Thatcham Consumer Security Rating
Thatcham have developed the Consumer Security Rating which helps consumers better understand the theft risk of new cars and encourage carmakers to bring in fixes. Thatcham assesses all new vehicles security and gives them a rating, from Unacceptable to Superior.

For vehicles to achieve a Superior rating they must have a certified immobiliser and alarm fitted, be able to withstand a relay theft attack and other features such as double-locking and wheel security. Any vehicle which is still vulnerable to theft via its keyless entry and start systems will automatically be awarded a Poor rating. 

The rating applies to all cars launched from 2019 and is updated as new cars are introduced into the market.

Thatcham Security Certification
The Security Certification provides reassurance around the functionality, design and performance of alarms, immobilisers, tracking systems and other security devices to consumers.
Each product is rigorously tested to predefined criteria established by Thatcham Research and, where appropriate, its partnering organisations. This testing is intended to provide confidence in the products functionality, performance, and an objective evaluation of its capabilities.

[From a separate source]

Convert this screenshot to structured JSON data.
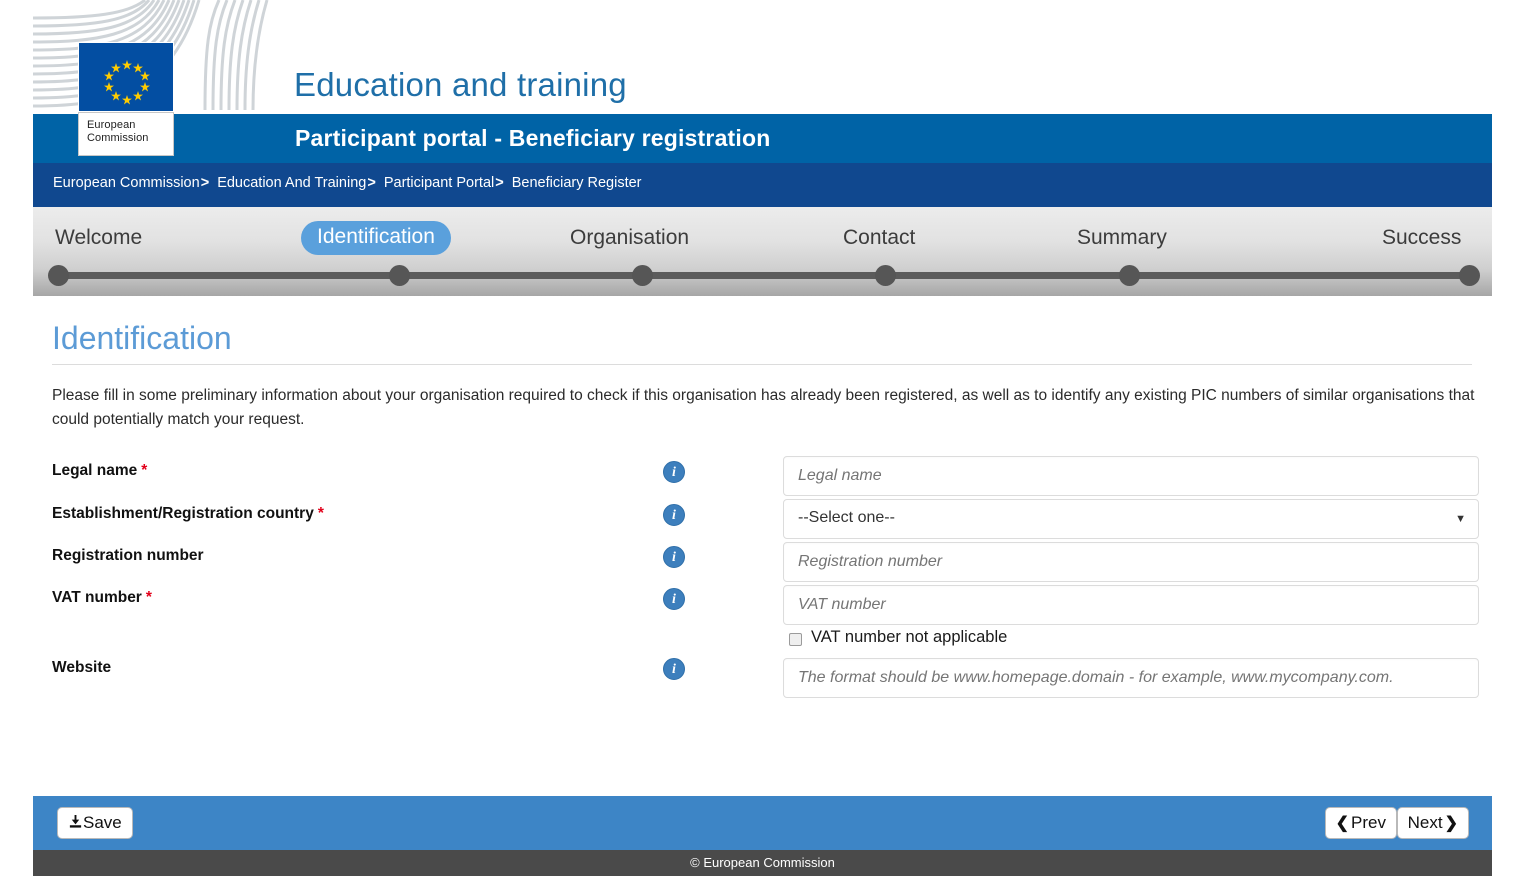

First developed in the 1990s alongside the New Vehicle Security Assessment (NVSA) in response to the high levels of vehicle crime, these certification categories have become an industry standard and will continue to be as new technologies and devices are introduced.

5Stars
Over the past few years, vehicle theft has moved from physical entry methods to electronic intervention and keyless entry. Enhanced cyber security is becoming more paramount and the 5Stars initiative seeks to address this threat. A UK government funded project, 5Stars aims to research and develop an assurance framework for assessing the cyber security of vehicles, as well as a cyber security rating for consumers.